**Data supplied:**
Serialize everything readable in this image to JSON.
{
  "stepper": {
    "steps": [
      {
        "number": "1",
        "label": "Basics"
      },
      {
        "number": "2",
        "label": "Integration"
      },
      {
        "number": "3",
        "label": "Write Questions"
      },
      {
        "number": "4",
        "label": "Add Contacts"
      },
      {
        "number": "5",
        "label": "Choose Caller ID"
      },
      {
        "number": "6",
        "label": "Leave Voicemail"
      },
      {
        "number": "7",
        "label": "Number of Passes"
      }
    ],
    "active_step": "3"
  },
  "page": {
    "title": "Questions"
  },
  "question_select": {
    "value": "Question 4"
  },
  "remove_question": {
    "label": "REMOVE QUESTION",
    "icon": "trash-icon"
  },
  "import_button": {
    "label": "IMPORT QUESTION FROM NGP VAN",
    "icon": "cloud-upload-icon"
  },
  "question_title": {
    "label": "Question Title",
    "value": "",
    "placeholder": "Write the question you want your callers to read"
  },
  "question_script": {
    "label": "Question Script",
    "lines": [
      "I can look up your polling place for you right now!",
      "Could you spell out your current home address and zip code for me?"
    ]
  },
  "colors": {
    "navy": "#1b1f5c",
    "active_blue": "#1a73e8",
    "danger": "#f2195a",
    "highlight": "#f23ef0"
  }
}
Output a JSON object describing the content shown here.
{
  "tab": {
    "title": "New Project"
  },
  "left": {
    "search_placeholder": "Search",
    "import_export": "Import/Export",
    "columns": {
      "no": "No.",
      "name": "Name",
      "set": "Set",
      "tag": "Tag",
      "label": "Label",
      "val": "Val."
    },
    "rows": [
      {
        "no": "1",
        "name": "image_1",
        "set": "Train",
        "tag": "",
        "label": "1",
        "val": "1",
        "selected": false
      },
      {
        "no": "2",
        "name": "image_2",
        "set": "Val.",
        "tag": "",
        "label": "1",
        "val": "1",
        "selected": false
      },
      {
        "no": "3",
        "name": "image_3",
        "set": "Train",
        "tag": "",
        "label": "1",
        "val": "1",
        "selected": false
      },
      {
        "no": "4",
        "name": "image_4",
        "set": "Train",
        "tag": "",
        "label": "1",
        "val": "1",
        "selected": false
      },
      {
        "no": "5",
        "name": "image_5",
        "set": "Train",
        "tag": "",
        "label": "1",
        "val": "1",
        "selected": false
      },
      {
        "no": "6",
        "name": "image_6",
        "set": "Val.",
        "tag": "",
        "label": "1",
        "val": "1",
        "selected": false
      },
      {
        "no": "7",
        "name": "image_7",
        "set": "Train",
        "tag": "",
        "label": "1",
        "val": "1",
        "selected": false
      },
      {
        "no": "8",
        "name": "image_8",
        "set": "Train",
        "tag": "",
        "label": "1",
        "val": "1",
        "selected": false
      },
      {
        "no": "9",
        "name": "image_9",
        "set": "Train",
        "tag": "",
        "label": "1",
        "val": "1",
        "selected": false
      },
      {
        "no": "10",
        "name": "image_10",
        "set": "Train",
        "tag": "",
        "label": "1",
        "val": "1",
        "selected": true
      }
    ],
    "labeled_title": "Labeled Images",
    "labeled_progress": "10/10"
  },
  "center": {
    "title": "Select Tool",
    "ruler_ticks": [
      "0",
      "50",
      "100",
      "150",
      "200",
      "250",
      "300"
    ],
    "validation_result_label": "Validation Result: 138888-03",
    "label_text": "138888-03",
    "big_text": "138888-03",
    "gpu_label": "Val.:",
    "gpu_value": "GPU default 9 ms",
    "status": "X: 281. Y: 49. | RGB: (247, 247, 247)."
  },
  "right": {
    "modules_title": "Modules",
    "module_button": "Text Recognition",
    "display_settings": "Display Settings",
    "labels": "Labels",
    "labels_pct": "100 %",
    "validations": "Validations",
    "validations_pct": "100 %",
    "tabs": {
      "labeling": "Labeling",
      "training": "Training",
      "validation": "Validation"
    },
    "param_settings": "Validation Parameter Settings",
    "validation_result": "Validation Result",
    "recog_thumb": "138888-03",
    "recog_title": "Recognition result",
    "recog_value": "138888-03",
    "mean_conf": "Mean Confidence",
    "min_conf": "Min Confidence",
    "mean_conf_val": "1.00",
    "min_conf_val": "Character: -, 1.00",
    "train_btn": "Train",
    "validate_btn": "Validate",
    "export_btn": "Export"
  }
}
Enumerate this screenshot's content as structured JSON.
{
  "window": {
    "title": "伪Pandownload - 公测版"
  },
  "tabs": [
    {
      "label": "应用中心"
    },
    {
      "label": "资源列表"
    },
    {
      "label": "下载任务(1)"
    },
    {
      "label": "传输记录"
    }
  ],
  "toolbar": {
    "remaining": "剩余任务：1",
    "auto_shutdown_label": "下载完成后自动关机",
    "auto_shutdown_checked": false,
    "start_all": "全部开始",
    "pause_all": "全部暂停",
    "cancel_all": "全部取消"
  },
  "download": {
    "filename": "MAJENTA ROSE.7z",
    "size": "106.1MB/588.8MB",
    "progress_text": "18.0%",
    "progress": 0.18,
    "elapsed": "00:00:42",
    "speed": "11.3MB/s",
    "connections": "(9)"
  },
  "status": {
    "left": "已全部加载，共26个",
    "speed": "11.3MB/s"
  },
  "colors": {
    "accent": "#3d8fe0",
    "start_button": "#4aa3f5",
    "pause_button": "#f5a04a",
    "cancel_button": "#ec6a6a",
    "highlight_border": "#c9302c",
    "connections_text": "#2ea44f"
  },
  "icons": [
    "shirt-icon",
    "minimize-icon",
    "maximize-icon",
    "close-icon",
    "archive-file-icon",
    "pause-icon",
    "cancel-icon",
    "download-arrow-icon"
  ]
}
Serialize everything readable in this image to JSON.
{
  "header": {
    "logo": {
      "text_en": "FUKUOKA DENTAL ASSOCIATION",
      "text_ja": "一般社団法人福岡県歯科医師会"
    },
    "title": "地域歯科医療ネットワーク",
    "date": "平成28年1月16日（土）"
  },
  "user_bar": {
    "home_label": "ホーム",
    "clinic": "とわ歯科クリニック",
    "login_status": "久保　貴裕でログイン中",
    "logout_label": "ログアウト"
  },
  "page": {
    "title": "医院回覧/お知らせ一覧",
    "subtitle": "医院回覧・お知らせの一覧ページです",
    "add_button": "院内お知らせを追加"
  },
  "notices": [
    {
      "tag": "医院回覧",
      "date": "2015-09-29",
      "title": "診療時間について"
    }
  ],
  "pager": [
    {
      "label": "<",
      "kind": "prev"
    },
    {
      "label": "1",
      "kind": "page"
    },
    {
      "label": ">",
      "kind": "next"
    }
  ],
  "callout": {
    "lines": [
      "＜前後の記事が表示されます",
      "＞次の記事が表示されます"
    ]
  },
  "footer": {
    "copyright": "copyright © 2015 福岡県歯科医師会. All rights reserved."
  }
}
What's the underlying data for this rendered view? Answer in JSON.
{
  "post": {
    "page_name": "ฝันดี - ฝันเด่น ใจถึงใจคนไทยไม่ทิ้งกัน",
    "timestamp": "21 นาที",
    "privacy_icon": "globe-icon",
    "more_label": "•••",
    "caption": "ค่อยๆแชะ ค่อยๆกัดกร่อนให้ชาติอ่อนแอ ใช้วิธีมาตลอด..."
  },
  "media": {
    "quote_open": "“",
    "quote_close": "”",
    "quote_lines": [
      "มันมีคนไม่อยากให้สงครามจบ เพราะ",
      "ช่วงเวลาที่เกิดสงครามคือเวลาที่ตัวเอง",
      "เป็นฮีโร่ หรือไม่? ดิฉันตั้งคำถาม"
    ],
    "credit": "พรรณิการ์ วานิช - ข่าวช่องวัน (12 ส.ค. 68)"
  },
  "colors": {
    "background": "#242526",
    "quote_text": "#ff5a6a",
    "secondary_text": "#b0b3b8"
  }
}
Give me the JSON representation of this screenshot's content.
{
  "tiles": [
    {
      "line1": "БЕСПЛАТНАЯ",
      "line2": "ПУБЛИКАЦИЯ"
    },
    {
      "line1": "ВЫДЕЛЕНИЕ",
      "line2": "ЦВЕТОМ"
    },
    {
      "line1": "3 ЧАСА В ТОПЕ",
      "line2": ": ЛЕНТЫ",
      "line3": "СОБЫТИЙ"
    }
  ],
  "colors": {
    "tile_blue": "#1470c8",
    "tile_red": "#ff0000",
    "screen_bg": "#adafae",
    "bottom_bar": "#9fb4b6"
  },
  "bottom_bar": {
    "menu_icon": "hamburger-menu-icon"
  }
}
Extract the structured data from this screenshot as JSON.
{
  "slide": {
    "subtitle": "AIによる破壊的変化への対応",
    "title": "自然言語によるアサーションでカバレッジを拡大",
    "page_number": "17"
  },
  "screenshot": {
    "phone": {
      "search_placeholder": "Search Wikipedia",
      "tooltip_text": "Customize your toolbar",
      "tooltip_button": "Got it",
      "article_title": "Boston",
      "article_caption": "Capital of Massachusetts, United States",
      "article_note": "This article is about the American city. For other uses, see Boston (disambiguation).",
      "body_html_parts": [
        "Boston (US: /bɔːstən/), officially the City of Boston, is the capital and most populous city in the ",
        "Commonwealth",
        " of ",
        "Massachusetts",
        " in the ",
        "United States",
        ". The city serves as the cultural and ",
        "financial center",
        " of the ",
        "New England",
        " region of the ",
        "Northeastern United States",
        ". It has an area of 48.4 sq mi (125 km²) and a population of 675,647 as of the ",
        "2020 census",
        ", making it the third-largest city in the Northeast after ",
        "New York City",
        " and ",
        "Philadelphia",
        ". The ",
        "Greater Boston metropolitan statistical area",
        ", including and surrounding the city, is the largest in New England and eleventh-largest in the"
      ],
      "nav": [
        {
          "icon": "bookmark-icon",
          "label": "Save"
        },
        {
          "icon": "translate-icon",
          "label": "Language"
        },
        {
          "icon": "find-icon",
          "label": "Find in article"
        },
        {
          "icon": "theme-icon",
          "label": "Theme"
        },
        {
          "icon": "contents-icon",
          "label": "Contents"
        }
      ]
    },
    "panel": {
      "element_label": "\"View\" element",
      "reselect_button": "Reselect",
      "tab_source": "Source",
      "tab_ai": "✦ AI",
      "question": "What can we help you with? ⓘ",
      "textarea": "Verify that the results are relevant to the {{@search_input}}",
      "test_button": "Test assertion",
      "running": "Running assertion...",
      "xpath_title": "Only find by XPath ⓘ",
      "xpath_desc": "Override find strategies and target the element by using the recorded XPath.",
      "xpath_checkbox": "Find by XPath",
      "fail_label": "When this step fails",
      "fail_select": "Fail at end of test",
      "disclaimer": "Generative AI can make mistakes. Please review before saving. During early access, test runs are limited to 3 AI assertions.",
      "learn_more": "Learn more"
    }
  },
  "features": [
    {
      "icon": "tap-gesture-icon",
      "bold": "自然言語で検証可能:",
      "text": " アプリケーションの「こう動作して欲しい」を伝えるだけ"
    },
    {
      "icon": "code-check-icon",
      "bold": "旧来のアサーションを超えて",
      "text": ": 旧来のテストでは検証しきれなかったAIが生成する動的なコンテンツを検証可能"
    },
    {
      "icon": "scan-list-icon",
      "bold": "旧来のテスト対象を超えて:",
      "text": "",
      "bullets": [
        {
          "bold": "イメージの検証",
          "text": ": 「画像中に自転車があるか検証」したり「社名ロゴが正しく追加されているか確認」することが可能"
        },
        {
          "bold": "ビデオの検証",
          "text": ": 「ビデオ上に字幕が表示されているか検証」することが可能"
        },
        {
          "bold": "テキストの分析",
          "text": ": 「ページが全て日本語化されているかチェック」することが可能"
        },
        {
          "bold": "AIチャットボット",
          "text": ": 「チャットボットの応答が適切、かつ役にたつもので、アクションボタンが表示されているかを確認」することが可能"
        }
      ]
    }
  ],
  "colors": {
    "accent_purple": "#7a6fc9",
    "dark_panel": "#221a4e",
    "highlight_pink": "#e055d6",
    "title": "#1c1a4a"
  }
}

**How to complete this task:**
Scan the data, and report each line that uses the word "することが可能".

**Output for this task:**
          "text": ": 「画像中に自転車があるか検証」したり「社名ロゴが正しく追加されているか確認」することが可能"
          "text": ": 「ビデオ上に字幕が表示されているか検証」することが可能"
          "text": ": 「ページが全て日本語化されているかチェック」することが可能"
          "text": ": 「チャットボットの応答が適切、かつ役にたつもので、アクションボタンが表示されているかを確認」することが可能"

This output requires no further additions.